I love this Wall Street Journal story this morning on how CEOs, despite their rich paydays, often get automatic gains on their retirement plans, while their proles face the whims of the markets.
This is really solid reporting. You always like to see “according to a Wall Street Journal analysis” rather than “according to some study somebody flacked out.” But it’s important to recognize the conceptual ability at work here. Before you do the reporting you’ve got to have the idea, which at bottom is this:
The disparity underscores a fact of life in America’s corporate-pay scene. It’s not just bigger paychecks that have led to a growing wage gap—it’s the different levels of risk that executives and rank-and-file employees face in their retirement plans.
The story benefits from an excellent anecdotal lede:
Jacqueline D’Andrea last year lost more than 60% of the 401(k) savings she built over a decade as a Wal-Mart Stores Inc. manager, she says. The 1.2 million employees in the retailer’s 401(k) retirement plan lost 18% as the market plunged, corporate filings show.
Top executives at Wal-Mart didn’t face such risks. Thanks to a guaranteed 6.6% return, Chief Executive Officer H. Lee Scott Jr. had gains of $2.3 million in a supplemental retirement-savings plan, bringing its total savings to $46.7 million.
This is an interesting glimpse of the glaring disparities between risk at the top and even the relatively high level of an in-store manager. First of all, that 60 percent loss shows the flaws in the 401(k) system, which puts the onus for investing on people who have no idea what they’re doing. Even in 2008, 60 percent is a bad loss. The Dow was down 34 percent last year, while the S&P 500 was down 38 percent. Ms. D’Andrea should have been in index funds, should have been in some cash, and should have been in some bonds.

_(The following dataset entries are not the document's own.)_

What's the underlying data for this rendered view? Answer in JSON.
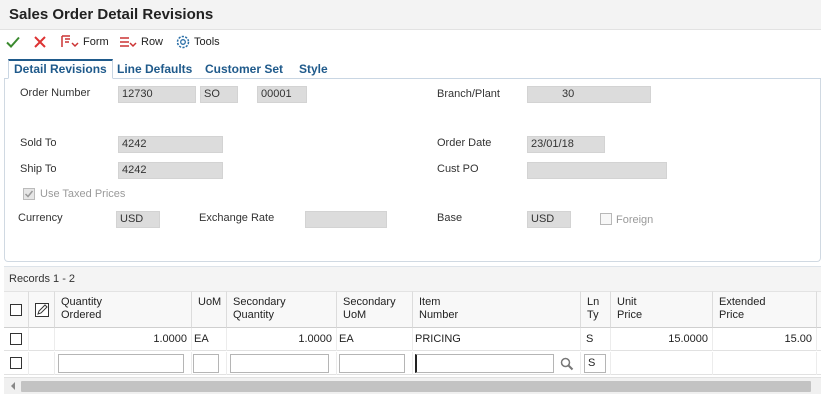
{
  "window": {
    "title": "Sales Order Detail Revisions"
  },
  "toolbar": {
    "ok_icon": "check-icon",
    "cancel_icon": "x-icon",
    "form_label": "Form",
    "row_label": "Row",
    "tools_label": "Tools"
  },
  "tabs": [
    "Detail Revisions",
    "Line Defaults",
    "Customer Set",
    "Style"
  ],
  "form": {
    "order_number_label": "Order Number",
    "order_number": "12730",
    "order_type": "SO",
    "order_company": "00001",
    "branch_plant_label": "Branch/Plant",
    "branch_plant": "30",
    "sold_to_label": "Sold To",
    "sold_to": "4242",
    "order_date_label": "Order Date",
    "order_date": "23/01/18",
    "ship_to_label": "Ship To",
    "ship_to": "4242",
    "cust_po_label": "Cust PO",
    "cust_po": "",
    "use_taxed_prices_label": "Use Taxed Prices",
    "currency_label": "Currency",
    "currency": "USD",
    "exchange_rate_label": "Exchange Rate",
    "exchange_rate": "",
    "base_label": "Base",
    "base": "USD",
    "foreign_label": "Foreign"
  },
  "records": {
    "label": "Records 1 - 2"
  },
  "grid": {
    "headers": [
      [
        "Quantity",
        "Ordered"
      ],
      [
        "UoM",
        ""
      ],
      [
        "Secondary",
        "Quantity"
      ],
      [
        "Secondary",
        "UoM"
      ],
      [
        "Item",
        "Number"
      ],
      [
        "Ln",
        "Ty"
      ],
      [
        "Unit",
        "Price"
      ],
      [
        "Extended",
        "Price"
      ]
    ],
    "rows": [
      {
        "quantity": "1.0000",
        "uom": "EA",
        "sec_quantity": "1.0000",
        "sec_uom": "EA",
        "item_number": "PRICING",
        "ln_ty": "S",
        "unit_price": "15.0000",
        "extended_price": "15.00"
      }
    ],
    "new_row": {
      "ln_ty": "S"
    }
  }
}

While the average Wal-Mart employee’s 401(k) was down just 18 percent, I’ll bet you that’s because a good chunk of them had their money in cash because they didn’t know any better. Lucky them. If there’s some consolation for Ms. D’Andrea it’s that even with a 60 percent loss, she didn’t lose that much money. Her account went down to $6,000, implying that she had just $15,000 at the start of 2008. Which doesn’t say much for Wal-Mart’s pay and benefits.

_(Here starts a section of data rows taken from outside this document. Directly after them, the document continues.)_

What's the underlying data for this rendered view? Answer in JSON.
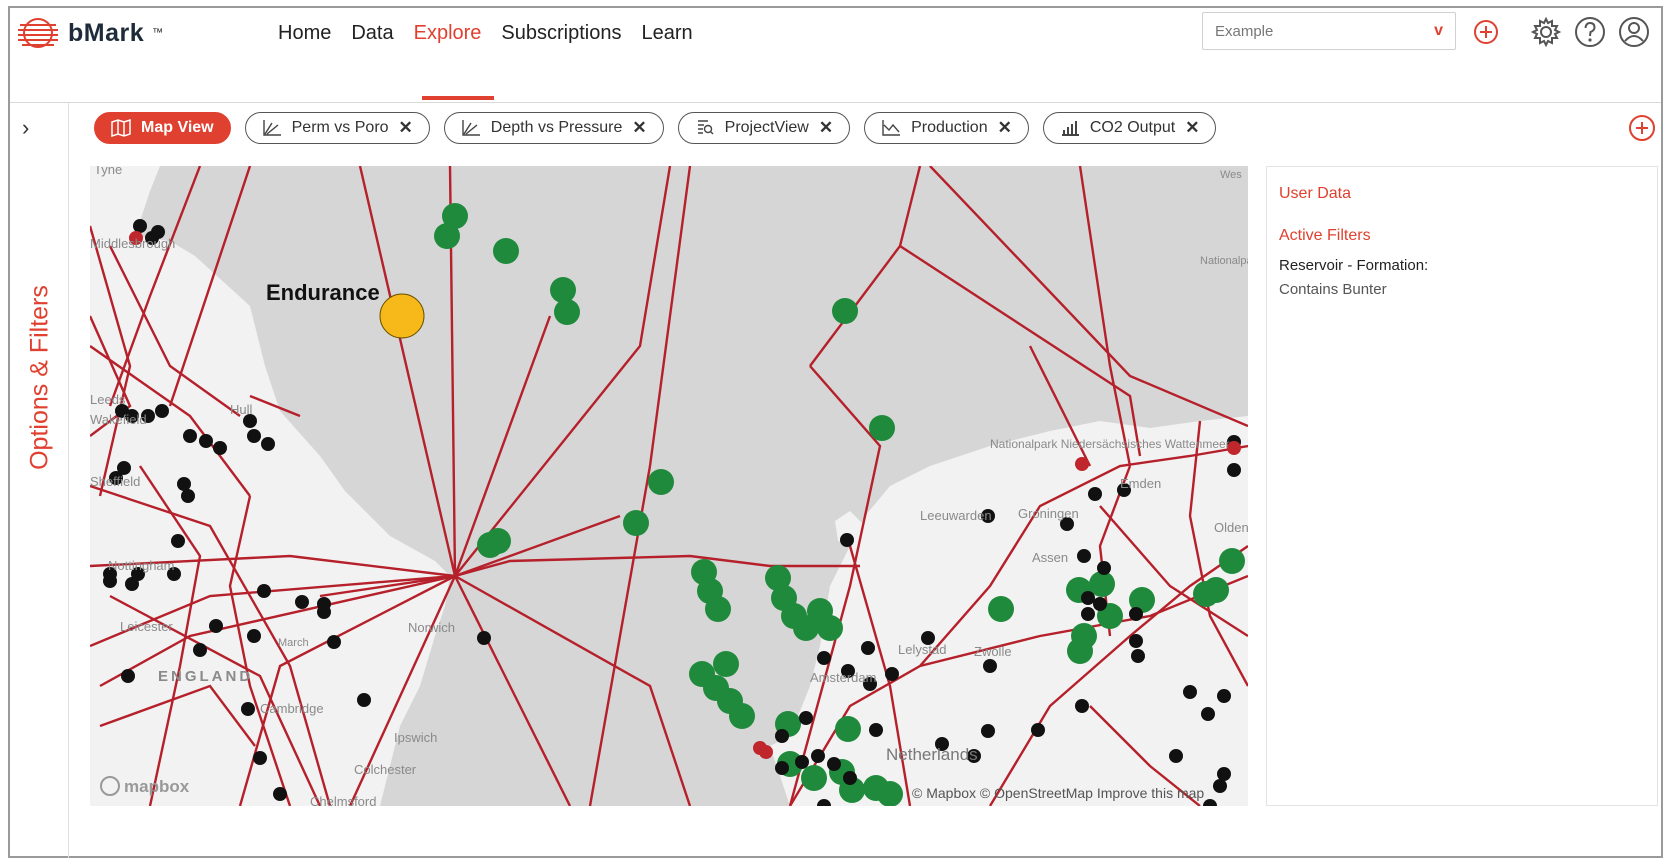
{
  "app": {
    "name": "bMark",
    "trademark": "™"
  },
  "nav": {
    "items": [
      "Home",
      "Data",
      "Explore",
      "Subscriptions",
      "Learn"
    ],
    "active": "Explore"
  },
  "search": {
    "value": "Example",
    "chevron": "v"
  },
  "sidebar": {
    "label": "Options & Filters"
  },
  "tabs": [
    {
      "label": "Map View",
      "icon": "map-icon",
      "active": true,
      "closable": false
    },
    {
      "label": "Perm vs Poro",
      "icon": "scatter-chart-icon",
      "active": false,
      "closable": true
    },
    {
      "label": "Depth vs Pressure",
      "icon": "scatter-chart-icon",
      "active": false,
      "closable": true
    },
    {
      "label": "ProjectView",
      "icon": "document-search-icon",
      "active": false,
      "closable": true
    },
    {
      "label": "Production",
      "icon": "line-chart-icon",
      "active": false,
      "closable": true
    },
    {
      "label": "CO2 Output",
      "icon": "bar-chart-icon",
      "active": false,
      "closable": true
    }
  ],
  "map": {
    "highlight_label": "Endurance",
    "place_labels": [
      "Tyne",
      "Middlesbrough",
      "Leeds",
      "Wakefield",
      "Sheffield",
      "Nottingham",
      "Leicester",
      "ENGLAND",
      "Cambridge",
      "Ipswich",
      "Colchester",
      "Chelmsford",
      "Hull",
      "Norwich",
      "March",
      "Amsterdam",
      "Leeuwarden",
      "Groningen",
      "Assen",
      "Lelystad",
      "Zwolle",
      "Netherlands",
      "Emden",
      "Oldenburg",
      "Nationalpark Niedersächsisches Wattenmeer",
      "Nationalpark Hamburgisches Wattenmeer",
      "Wes"
    ],
    "attribution": "© Mapbox © OpenStreetMap  Improve this map",
    "brand": "mapbox",
    "colors": {
      "pipeline": "#b5202a",
      "green_site": "#1f8a3c",
      "black_site": "#111111",
      "red_site": "#c0272d",
      "highlight": "#f7b91a",
      "sea": "#d6d6d6",
      "land": "#f2f2f2"
    }
  },
  "panel": {
    "user_data": "User Data",
    "active_filters": "Active Filters",
    "filter_name": "Reservoir - Formation:",
    "filter_value": "Contains Bunter"
  }
}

But the CEO, Mr. Scott, is on a fixed-benefit plan. While all the risk of retirement has been shifted onto everybody else, the CEO, who gets paid the most ($31.6 million last year alone), has none. Heckuva system there. This is not a one-off: The WSJ says a quarter of executives saw gains last year, “often” from these types of guaranteed-return benefits. I’d bet that “often” was nearing 100 percent.
Here’s another anecdote, the second of several excellent ones:
Comcast Corp., the cable operator, provides top executives with 12% interest on supplemental savings. This provided Executive Vice President Stephen Burke with gains of $7.4 million in his deferred-compensation account, helping to boost his total retirement savings to $71 million, show corporate filings.
The retirement funds of more than 70,000 workers in the Comcast 401(k) plan lost $649 million, a drop of 28%, filings show. Their average account size by year end was $24,000. The company, which confirmed the calculations, declined to comment.
Finally, this is a good kicker:
But the 48-year-old Henderson, Nev., resident lost her job in May and cashed out. She vows to never join a retirement plan again. “It’s too risky,” she says.